Abiel Smith School (1835)

In 1798, members of Boston’s black comunity organized a grammar school that met in in the home of Primus Hall, the son of Prince Hall, a community leader whose petitions to allow black children into the city’s school system had long been denied. The school moved to the African Meeting House on Beacon Hill in 1808 and received financial upport frm the city after 1812. In the 1820s, the city finally established two schools for black children. Abiel Smith was a white businessman who died in 1815 and left $4,000 for the education of African American children in Boston. Part of this bequest was used to build the Abiel Smith School, completed in 1834 and dedicated the following year on Belknap Street, now called Joy Street, near the African Meeting House. In 1849, most African-American parents in Boston withdraw their children from the Abiel Smith School to protest the segregation of schools in the city. In 1855, the Massachusetts legislature outlawed segregation and the Abiel Smith School was closed. The building was then used to store school furniture and after 1887 as the headquarters for black Civil War veterans. The restored building is now part of the Museum of African American History. The school is also on Boston’s Black Heritage Trail.

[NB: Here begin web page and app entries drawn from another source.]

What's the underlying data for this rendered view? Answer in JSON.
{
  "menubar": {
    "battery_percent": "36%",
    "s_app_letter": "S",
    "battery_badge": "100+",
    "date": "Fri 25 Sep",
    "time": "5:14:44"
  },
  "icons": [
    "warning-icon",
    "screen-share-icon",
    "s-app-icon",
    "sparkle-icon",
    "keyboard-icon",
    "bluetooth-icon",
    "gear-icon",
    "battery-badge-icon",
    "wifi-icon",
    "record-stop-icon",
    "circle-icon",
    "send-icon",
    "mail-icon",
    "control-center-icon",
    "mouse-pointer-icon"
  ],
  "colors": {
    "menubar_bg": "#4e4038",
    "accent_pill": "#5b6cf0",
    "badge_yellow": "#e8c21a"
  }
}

Old West Church, Boston (1806)

The original Old West Church in Boston was a wood-frame building, built in 1737. It was used as barracks by British soldiers during the occupation of Boston, but they soon razed the structure in 1775 due to concerns that supporters of the Revolution were sending signals to Cambridge from its steeple. The church was finally rebuilt in 1806. It was designed by Asher Benjamin and has similarities to his earlier Charles Street Meeting House of 1804. Originally a Congregationalist church, Old West Church was deeded to the City of Boston in 1894 to serve as the West End Library. The church remained a library until 1962, when a new library was built. Since 1964, Old West Church has been home to a Methodist congregation.

Vilna Shul (1919)

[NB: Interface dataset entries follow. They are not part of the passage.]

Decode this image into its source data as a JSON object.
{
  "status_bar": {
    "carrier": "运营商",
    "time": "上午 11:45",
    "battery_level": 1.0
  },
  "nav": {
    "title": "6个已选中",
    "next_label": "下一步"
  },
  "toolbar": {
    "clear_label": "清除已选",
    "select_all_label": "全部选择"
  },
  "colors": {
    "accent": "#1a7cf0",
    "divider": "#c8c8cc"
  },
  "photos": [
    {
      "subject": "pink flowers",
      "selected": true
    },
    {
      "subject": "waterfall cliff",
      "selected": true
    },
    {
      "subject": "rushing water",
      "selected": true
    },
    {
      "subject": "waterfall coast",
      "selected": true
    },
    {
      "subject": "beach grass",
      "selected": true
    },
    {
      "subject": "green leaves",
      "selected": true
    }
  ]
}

The Vilna Shul is an Orthodox synagogue on Phillips Street on Boston‘s Beacon Hill. It was built for a congregation of Eastern European immigrants, primarily from Vilnius, Lithuania. The Anshei Vilner Congregation was founded in 1893 in the West End and moved to the north slope of Beacon Hill in 1906. Vilna Shul, designed by Boston architect David Kalman, was built in 1919. The Jewish community had mostly left the neighborhood by the 1980s and there was a debate over the future use of the building. Vilna Shul, the last remaining purpose-built immigrant era synagogue in downtown Boston, was restored to become a Jewish cultural heritage center. Read More

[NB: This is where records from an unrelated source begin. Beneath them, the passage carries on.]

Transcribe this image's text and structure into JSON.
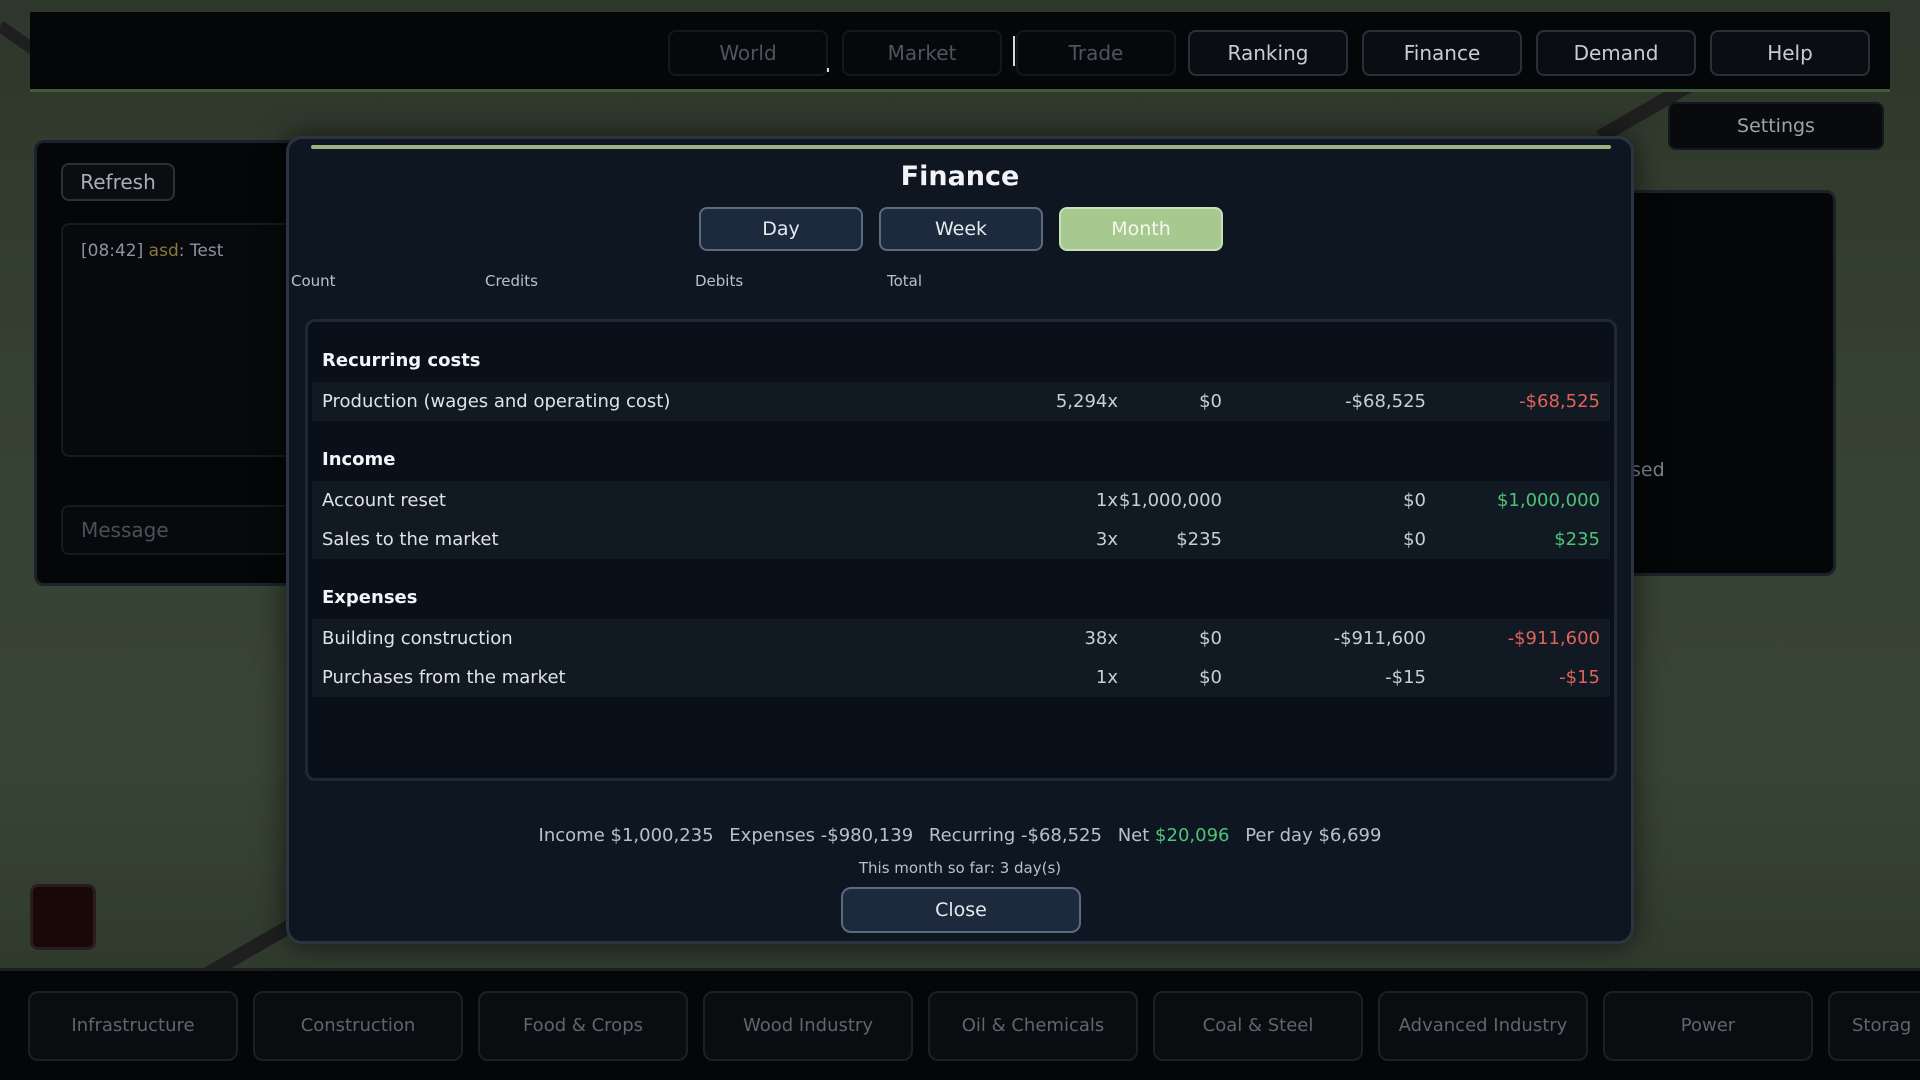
{
  "top_nav": {
    "items": [
      "World",
      "Market",
      "Trade",
      "Ranking",
      "Finance",
      "Demand",
      "Help"
    ]
  },
  "settings_label": "Settings",
  "chat": {
    "refresh_label": "Refresh",
    "log_time": "[08:42]",
    "log_user": "asd",
    "log_message": ": Test",
    "message_placeholder": "Message"
  },
  "right_panel_text": "sed",
  "finance": {
    "title": "Finance",
    "periods": [
      "Day",
      "Week",
      "Month"
    ],
    "active_period": "Month",
    "columns": [
      "Count",
      "Credits",
      "Debits",
      "Total"
    ],
    "sections": [
      {
        "title": "Recurring costs",
        "rows": [
          {
            "label": "Production (wages and operating cost)",
            "count": "5,294x",
            "credits": "$0",
            "debits": "-$68,525",
            "total": "-$68,525"
          }
        ]
      },
      {
        "title": "Income",
        "rows": [
          {
            "label": "Account reset",
            "count": "1x",
            "credits": "$1,000,000",
            "debits": "$0",
            "total": "$1,000,000"
          },
          {
            "label": "Sales to the market",
            "count": "3x",
            "credits": "$235",
            "debits": "$0",
            "total": "$235"
          }
        ]
      },
      {
        "title": "Expenses",
        "rows": [
          {
            "label": "Building construction",
            "count": "38x",
            "credits": "$0",
            "debits": "-$911,600",
            "total": "-$911,600"
          },
          {
            "label": "Purchases from the market",
            "count": "1x",
            "credits": "$0",
            "debits": "-$15",
            "total": "-$15"
          }
        ]
      }
    ],
    "summary": {
      "income": "Income $1,000,235",
      "expenses": "Expenses -$980,139",
      "recurring": "Recurring -$68,525",
      "net_label": "Net",
      "net_value": "$20,096",
      "per_day": "Per day $6,699"
    },
    "month_note": "This month so far: 3 day(s)",
    "close_label": "Close"
  },
  "categories": [
    "Infrastructure",
    "Construction",
    "Food & Crops",
    "Wood Industry",
    "Oil & Chemicals",
    "Coal & Steel",
    "Advanced Industry",
    "Power",
    "Storag"
  ],
  "colors": {
    "positive": "#4fc27a",
    "negative": "#e0635a",
    "accent": "#a7c98f"
  }
}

The Charles Sumner House (1805)

At 20 Hancock Street on Beacon Hill in Boston is the home once occupied by Senator Charles Sumner. It was built in 1805 by Ebenezer Farley and was purchased by Sumner’s father in 1830. Charles Sumner was a fiery opponent of slavery and the victim of a famous caning, delivered by Representative Preston Brooks on the floor of the Senate on May 22, 1856. After the Civil War, Sumner was a leader of the Radical Republicans. He lived in the house until 1867 and was possibly the one who added the Greek Revival portico that links nos. 20 and 22 Beacon Hill.